Is there anything you wish you could say to potential customers that you feel like they don’t get to hear?
Yes thanks for the opportunity, I really appreciate that. To prospective customers, I say a couple of things: If you are in a business where you have a perishable value to your goods, you have an emerging or complex distribution channel, and you are struggling to manage all that, come take a look at our offering even if you are a smaller company. If you are in the middle of a fast growth rate or you are an industry that has hockey stick growth rates, you don’t want to be in the middle of that growth rate trying to put in a new solution and having to re-platform and make sweeping changes in the middle of all that growth. Come look at our SaaS offering, come look at getting started. We put twenty years of work and hundreds of enterprise leading companies’ best practices into this platform. You use the part of that you need now, you pay for it as you grow, and you add value and add capabilities as you need them and that’s a smart way to grow a business because you don’t have this big disruption in the middle of your growth.

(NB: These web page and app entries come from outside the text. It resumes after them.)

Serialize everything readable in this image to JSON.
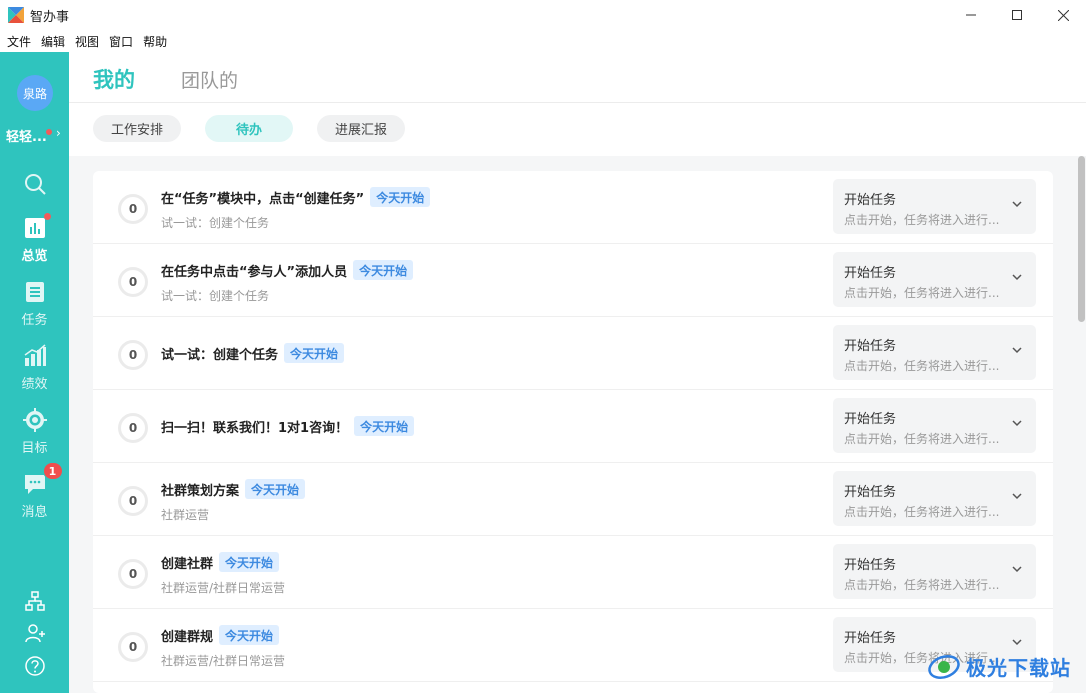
{
  "window": {
    "title": "智办事"
  },
  "menu": [
    "文件",
    "编辑",
    "视图",
    "窗口",
    "帮助"
  ],
  "sidebar": {
    "avatar_text": "泉路",
    "user_name": "轻轻...",
    "nav": [
      {
        "label": "总览",
        "icon": "chart-icon",
        "active": true,
        "dot": true
      },
      {
        "label": "任务",
        "icon": "task-list-icon"
      },
      {
        "label": "绩效",
        "icon": "performance-icon"
      },
      {
        "label": "目标",
        "icon": "target-icon"
      },
      {
        "label": "消息",
        "icon": "message-icon",
        "badge": "1"
      }
    ],
    "bottom_icons": [
      "org-chart-icon",
      "add-user-icon",
      "help-icon"
    ]
  },
  "header": {
    "tabs": [
      "我的",
      "团队的"
    ]
  },
  "subtabs": [
    "工作安排",
    "待办",
    "进展汇报"
  ],
  "tasks": [
    {
      "count": "0",
      "title": "在“任务”模块中，点击“创建任务”",
      "badge": "今天开始",
      "sub": "试一试：创建个任务",
      "action": "开始任务",
      "action_desc": "点击开始，任务将进入进行..."
    },
    {
      "count": "0",
      "title": "在任务中点击“参与人”添加人员",
      "badge": "今天开始",
      "sub": "试一试：创建个任务",
      "action": "开始任务",
      "action_desc": "点击开始，任务将进入进行..."
    },
    {
      "count": "0",
      "title": "试一试：创建个任务",
      "badge": "今天开始",
      "sub": "",
      "action": "开始任务",
      "action_desc": "点击开始，任务将进入进行..."
    },
    {
      "count": "0",
      "title": "扫一扫！联系我们！1对1咨询！",
      "badge": "今天开始",
      "sub": "",
      "action": "开始任务",
      "action_desc": "点击开始，任务将进入进行..."
    },
    {
      "count": "0",
      "title": "社群策划方案",
      "badge": "今天开始",
      "sub": "社群运营",
      "action": "开始任务",
      "action_desc": "点击开始，任务将进入进行..."
    },
    {
      "count": "0",
      "title": "创建社群",
      "badge": "今天开始",
      "sub": "社群运营/社群日常运营",
      "action": "开始任务",
      "action_desc": "点击开始，任务将进入进行..."
    },
    {
      "count": "0",
      "title": "创建群规",
      "badge": "今天开始",
      "sub": "社群运营/社群日常运营",
      "action": "开始任务",
      "action_desc": "点击开始，任务将进入进行..."
    }
  ],
  "watermark": "极光下载站",
  "colors": {
    "accent": "#2fc4be",
    "badge_bg": "#dfeeff",
    "badge_text": "#3d8ae0",
    "alert": "#f04e4e"
  }
}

Looking for more information on contract management software? Check out our side-by-side comparison of leading platforms in the Top 10 Contract Management Software report. You can also browse exclusive Business-Software.com resources on CLM software and e-signature solutions on our contract management research page.